Here at Stephens & Stephens, LLP, we are continually studying the Energy Employees Occupational Illness Compensation Act (EEOICPA), from every angle, in order to understand all facets of the Act. This includes not only the Act itself, but the entire process of Atomic Weapons Employment that produced the somewhat less than ideal working conditions that led to the Act’s passage in the first place.
To that end, we have recently completed a complete Facility List of all 382 sites currently covered by the Act, with links to individual pages that describe each site’s location, activities, type (Atomic Weapons Employer [AWE], Department of Energy [DOE], Beryllium Employer [BE], etc.), EEOICP claims statistics, and time frames when the sites were active. As is the nature of the beast, these pages can be variously either incredibly detailed or somewhat vague, depending on currently available open sources of information.We have also provided a List and relevant pages for work sites that fall under the Special Exposure Cohort (SEC) provision of the Act.
The site descriptions, however, can constitute a ponderous collection of details that would require even the most devoted student of the realm to spend copious amounts of time learning everything from nuclear physics to geography to territorial rights in order to fully comprehend, all of which likely involves more time and patience than most possess.

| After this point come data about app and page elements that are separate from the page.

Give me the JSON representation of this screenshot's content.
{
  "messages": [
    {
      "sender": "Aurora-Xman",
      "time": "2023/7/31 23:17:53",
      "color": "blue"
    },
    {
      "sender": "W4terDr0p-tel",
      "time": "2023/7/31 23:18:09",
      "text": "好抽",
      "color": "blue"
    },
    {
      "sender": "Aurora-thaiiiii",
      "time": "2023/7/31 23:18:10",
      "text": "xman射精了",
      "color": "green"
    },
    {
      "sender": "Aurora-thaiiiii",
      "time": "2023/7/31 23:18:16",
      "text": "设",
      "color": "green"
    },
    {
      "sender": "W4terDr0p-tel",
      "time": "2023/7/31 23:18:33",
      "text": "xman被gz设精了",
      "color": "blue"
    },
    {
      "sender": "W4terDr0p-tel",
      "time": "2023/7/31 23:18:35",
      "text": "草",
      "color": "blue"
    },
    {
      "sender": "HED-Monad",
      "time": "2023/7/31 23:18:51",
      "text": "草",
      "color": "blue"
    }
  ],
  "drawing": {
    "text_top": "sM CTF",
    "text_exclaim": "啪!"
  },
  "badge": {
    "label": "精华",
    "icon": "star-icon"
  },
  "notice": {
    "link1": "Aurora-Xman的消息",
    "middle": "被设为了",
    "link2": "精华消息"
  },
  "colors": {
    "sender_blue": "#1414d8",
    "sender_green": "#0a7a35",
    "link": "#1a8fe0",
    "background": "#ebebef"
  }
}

However, the Nuclear Age we live in was maturing in tandem with the Video Age we are now also fully immersed in at literally every turn. Further, we have entered a time when vast amounts of formerly classified information concerning the Manhattan Engineering District (or MED, which created the bombs dropped on Hiroshima and Nagasaki) and the subsequent Cold War are becoming freely available.
Therefore, it seemed only both reasonable and logical to include all available video documentation to our growing Library of data concerning the EEOICPA. The videos cover everything from the construction (and occasional demolition) of various sites to detailed documentation of nuclear bomb testing in Alaska, the Pacific Ocean, and Nevada to eminent physicist Richard Feynman’s highly amusing recollections of working with Oppenheimer at Los Alamos National Laboratory. Other videos can serve to simplify complex nuclear science into language and images that make them understandable without becoming mired in minutiae. Still others document interviews with former Workers and their struggles with both certain Facilities and the Act.
In keeping with our fundamental aim of keeping as much information as possible both freely accessible and easily available, we have embedded the videos on their respective pages and linked to all of them on our Video Page, extended to complement Hugh’s concise explanation of the Act itself.
Please visit our collection of EEOICPA Site Videos for a fascinating view into the inner workings of nuclear annihilation.